By the time Picasso went to Paris in 1900, the city was an extremely fertile ground for creativity, with all the right conditions for new artistic movements to happen. The century before the Louvre had opened, as well as the Académie des Beaux-Arts, with it influential Art Salons. It is true to say that the French State was a keen lover of the arts.
However, it was the Post Impressionists, Cezanne, Gauguin and Toulouse-Lautrec, who with their own Salons, paved the way for Modernism. Chagall & Picasso felt they did not fit it with the State Salons, so along with other new artistic groups, in the districts of Montmartre and Montparnasse, went about exhibiting their work away from the likes of the Académie des Beaux-Arts.
Alongside these influences, the changing society of France meant that there was the changing collector base. The industrial revolution and the rise of capitalism was increasingly creating a new class of collector.
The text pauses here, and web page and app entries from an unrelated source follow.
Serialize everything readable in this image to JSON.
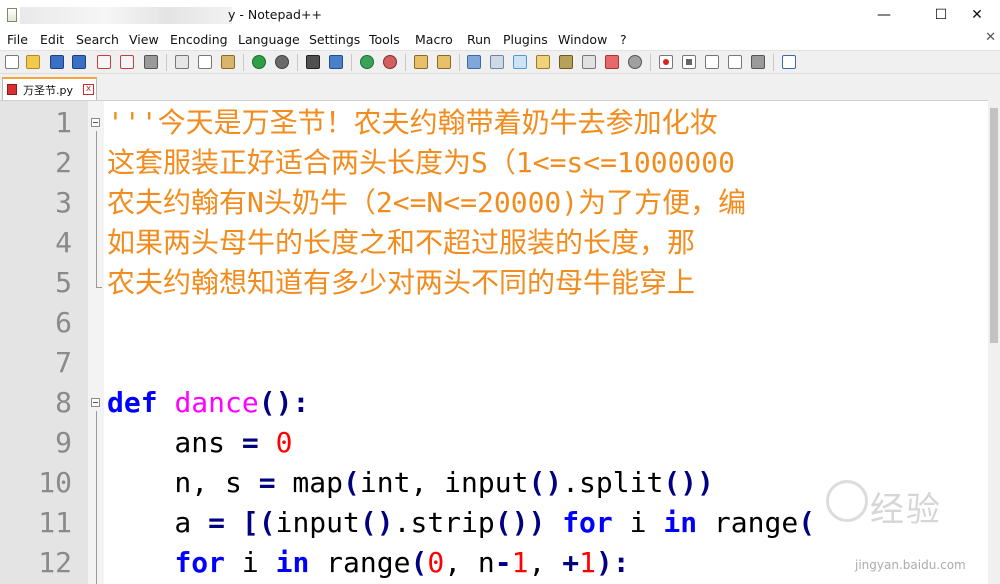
{
  "window": {
    "title": "y - Notepad++",
    "minimize_glyph": "—",
    "maximize_glyph": "☐",
    "close_glyph": "✕"
  },
  "menu": {
    "items": [
      "File",
      "Edit",
      "Search",
      "View",
      "Encoding",
      "Language",
      "Settings",
      "Tools",
      "Macro",
      "Run",
      "Plugins",
      "Window",
      "?"
    ],
    "close_glyph": "✕"
  },
  "toolbar": {
    "icons": [
      "new-file-icon",
      "open-file-icon",
      "save-icon",
      "save-all-icon",
      "close-icon",
      "close-all-icon",
      "print-icon",
      "cut-icon",
      "copy-icon",
      "paste-icon",
      "undo-icon",
      "redo-icon",
      "find-icon",
      "replace-icon",
      "zoom-in-icon",
      "zoom-out-icon",
      "sync-vertical-icon",
      "sync-horizontal-icon",
      "word-wrap-icon",
      "show-all-chars-icon",
      "indent-guide-icon",
      "user-language-icon",
      "doc-map-icon",
      "function-list-icon",
      "folder-workspace-icon",
      "monitor-icon",
      "record-macro-icon",
      "stop-macro-icon",
      "play-macro-icon",
      "run-macro-multiple-icon",
      "save-macro-icon",
      "launch-icon"
    ]
  },
  "tab": {
    "label": "万圣节.py",
    "close_glyph": "x"
  },
  "editor": {
    "lines": [
      {
        "num": "1",
        "segments": [
          {
            "t": "'''今天是万圣节！农夫约翰带着奶牛去参加化妆",
            "c": "doc"
          }
        ]
      },
      {
        "num": "2",
        "segments": [
          {
            "t": "这套服装正好适合两头长度为S（1<=s<=1000000",
            "c": "doc"
          }
        ]
      },
      {
        "num": "3",
        "segments": [
          {
            "t": "农夫约翰有N头奶牛（2<=N<=20000)为了方便，编",
            "c": "doc"
          }
        ]
      },
      {
        "num": "4",
        "segments": [
          {
            "t": "如果两头母牛的长度之和不超过服装的长度，那",
            "c": "doc"
          }
        ]
      },
      {
        "num": "5",
        "segments": [
          {
            "t": "农夫约翰想知道有多少对两头不同的母牛能穿上",
            "c": "doc"
          }
        ]
      },
      {
        "num": "6",
        "segments": []
      },
      {
        "num": "7",
        "segments": []
      },
      {
        "num": "8",
        "segments": [
          {
            "t": "def",
            "c": "kw"
          },
          {
            "t": " ",
            "c": ""
          },
          {
            "t": "dance",
            "c": "fn"
          },
          {
            "t": "():",
            "c": "op"
          }
        ]
      },
      {
        "num": "9",
        "segments": [
          {
            "t": "    ans ",
            "c": ""
          },
          {
            "t": "=",
            "c": "op"
          },
          {
            "t": " ",
            "c": ""
          },
          {
            "t": "0",
            "c": "num"
          }
        ]
      },
      {
        "num": "10",
        "segments": [
          {
            "t": "    n, s ",
            "c": ""
          },
          {
            "t": "=",
            "c": "op"
          },
          {
            "t": " map",
            "c": ""
          },
          {
            "t": "(",
            "c": "op"
          },
          {
            "t": "int, input",
            "c": ""
          },
          {
            "t": "()",
            "c": "op"
          },
          {
            "t": ".split",
            "c": ""
          },
          {
            "t": "())",
            "c": "op"
          }
        ]
      },
      {
        "num": "11",
        "segments": [
          {
            "t": "    a ",
            "c": ""
          },
          {
            "t": "=",
            "c": "op"
          },
          {
            "t": " ",
            "c": ""
          },
          {
            "t": "[(",
            "c": "op"
          },
          {
            "t": "input",
            "c": ""
          },
          {
            "t": "()",
            "c": "op"
          },
          {
            "t": ".strip",
            "c": ""
          },
          {
            "t": "())",
            "c": "op"
          },
          {
            "t": " ",
            "c": ""
          },
          {
            "t": "for",
            "c": "kw"
          },
          {
            "t": " i ",
            "c": ""
          },
          {
            "t": "in",
            "c": "kw"
          },
          {
            "t": " range",
            "c": ""
          },
          {
            "t": "(",
            "c": "op"
          }
        ]
      },
      {
        "num": "12",
        "segments": [
          {
            "t": "    ",
            "c": ""
          },
          {
            "t": "for",
            "c": "kw"
          },
          {
            "t": " i ",
            "c": ""
          },
          {
            "t": "in",
            "c": "kw"
          },
          {
            "t": " range",
            "c": ""
          },
          {
            "t": "(",
            "c": "op"
          },
          {
            "t": "0",
            "c": "num"
          },
          {
            "t": ", n",
            "c": ""
          },
          {
            "t": "-",
            "c": "op"
          },
          {
            "t": "1",
            "c": "num"
          },
          {
            "t": ", ",
            "c": ""
          },
          {
            "t": "+",
            "c": "op"
          },
          {
            "t": "1",
            "c": "num"
          },
          {
            "t": "):",
            "c": "op"
          }
        ]
      }
    ]
  },
  "watermark": {
    "text": "经验",
    "url": "jingyan.baidu.com"
  },
  "colors": {
    "docstring": "#f28c1e",
    "keyword": "#0000ff",
    "function_name": "#ff00ff",
    "number": "#ff0000",
    "tab_accent": "#f7a53b"
  }
}
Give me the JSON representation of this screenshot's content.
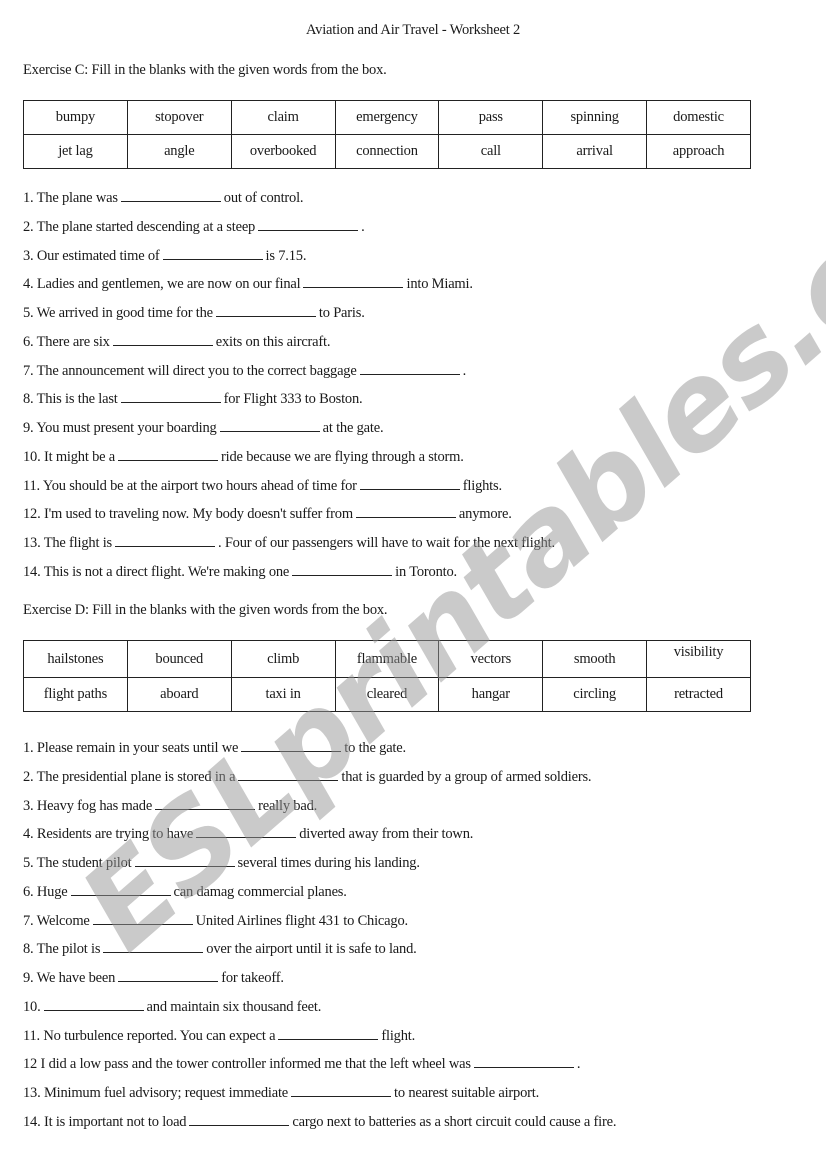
{
  "title": "Aviation and Air Travel - Worksheet 2",
  "watermark": "ESLprintables.com",
  "exercise_c": {
    "heading": "Exercise C: Fill in the blanks with the given words from the box.",
    "word_box": [
      [
        "bumpy",
        "stopover",
        "claim",
        "emergency",
        "pass",
        "spinning",
        "domestic"
      ],
      [
        "jet lag",
        "angle",
        "overbooked",
        "connection",
        "call",
        "arrival",
        "approach"
      ]
    ],
    "items": [
      {
        "before": "1. The plane was",
        "after": "out of control."
      },
      {
        "before": "2. The plane started descending at a steep",
        "after": "."
      },
      {
        "before": "3. Our estimated time of",
        "after": "is 7.15."
      },
      {
        "before": "4. Ladies and gentlemen, we are now on our final",
        "after": "into Miami."
      },
      {
        "before": "5. We arrived in good time for the",
        "after": "to Paris."
      },
      {
        "before": "6. There are six",
        "after": "exits on this aircraft."
      },
      {
        "before": "7. The announcement will direct you to the correct baggage",
        "after": "."
      },
      {
        "before": "8. This is the last",
        "after": "for Flight 333 to Boston."
      },
      {
        "before": "9. You must present your boarding",
        "after": "at the gate."
      },
      {
        "before": "10. It might be a",
        "after": "ride because we are flying through a storm."
      },
      {
        "before": "11. You should be at the airport two hours ahead of time for",
        "after": "flights."
      },
      {
        "before": "12. I'm used to traveling now. My body doesn't suffer from",
        "after": "anymore."
      },
      {
        "before": "13. The flight is",
        "after": ". Four of our passengers will have to wait for the next flight."
      },
      {
        "before": "14. This is not a direct flight. We're making one",
        "after": "in Toronto."
      }
    ]
  },
  "exercise_d": {
    "heading": "Exercise D: Fill in the blanks with the given words from the box.",
    "word_box": [
      [
        "hailstones",
        "bounced",
        "climb",
        "flammable",
        "vectors",
        "smooth",
        "visibility"
      ],
      [
        "flight paths",
        "aboard",
        "taxi in",
        "cleared",
        "hangar",
        "circling",
        "retracted"
      ]
    ],
    "items": [
      {
        "before": "1. Please remain in your seats until we",
        "after": "to the gate."
      },
      {
        "before": "2. The presidential plane is stored in a",
        "after": "that is guarded by a group of armed soldiers."
      },
      {
        "before": "3. Heavy fog has made",
        "after": "really bad."
      },
      {
        "before": "4. Residents are trying to have",
        "after": "diverted away from their town."
      },
      {
        "before": "5. The student pilot",
        "after": "several times during his landing."
      },
      {
        "before": "6. Huge",
        "after": "can damag commercial planes."
      },
      {
        "before": "7. Welcome",
        "after": "United Airlines flight 431 to Chicago."
      },
      {
        "before": "8. The pilot is",
        "after": "over the airport until it is safe to land."
      },
      {
        "before": "9. We have been",
        "after": "for takeoff."
      },
      {
        "before": "10.",
        "after": "and maintain six thousand feet."
      },
      {
        "before": "11. No turbulence reported. You can expect a",
        "after": "flight."
      },
      {
        "before": "12 I did a low pass and the tower controller informed me that the left wheel was",
        "after": "."
      },
      {
        "before": "13. Minimum fuel advisory; request immediate",
        "after": "to nearest suitable airport."
      },
      {
        "before": "14. It is important not to load",
        "after": "cargo next to batteries as a short circuit could cause a fire."
      }
    ]
  }
}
Whereas art collecting had traditionally been a pastime for the aristocracy, you now had people like the Rothschilds banking dynasty and department store magnate Aristide Boucicaut and Ernest Hoschedé who were social outsiders and wanted to buy more innovative art that expressed their own social backgrounds.
Key collectors like Kahnweiler and Gertrude Stein, cemented The Modernists power and took them to the next level, as people from around the world took notice of their collections. From their humble beginnings as strangers to the French Capital to their incredible influence in Art History, the artists of The Modernist era, were true entrepreneurs of their time.
The exhibition includes works by Pablo Picasso, Marc Chagall & Henri Matisse.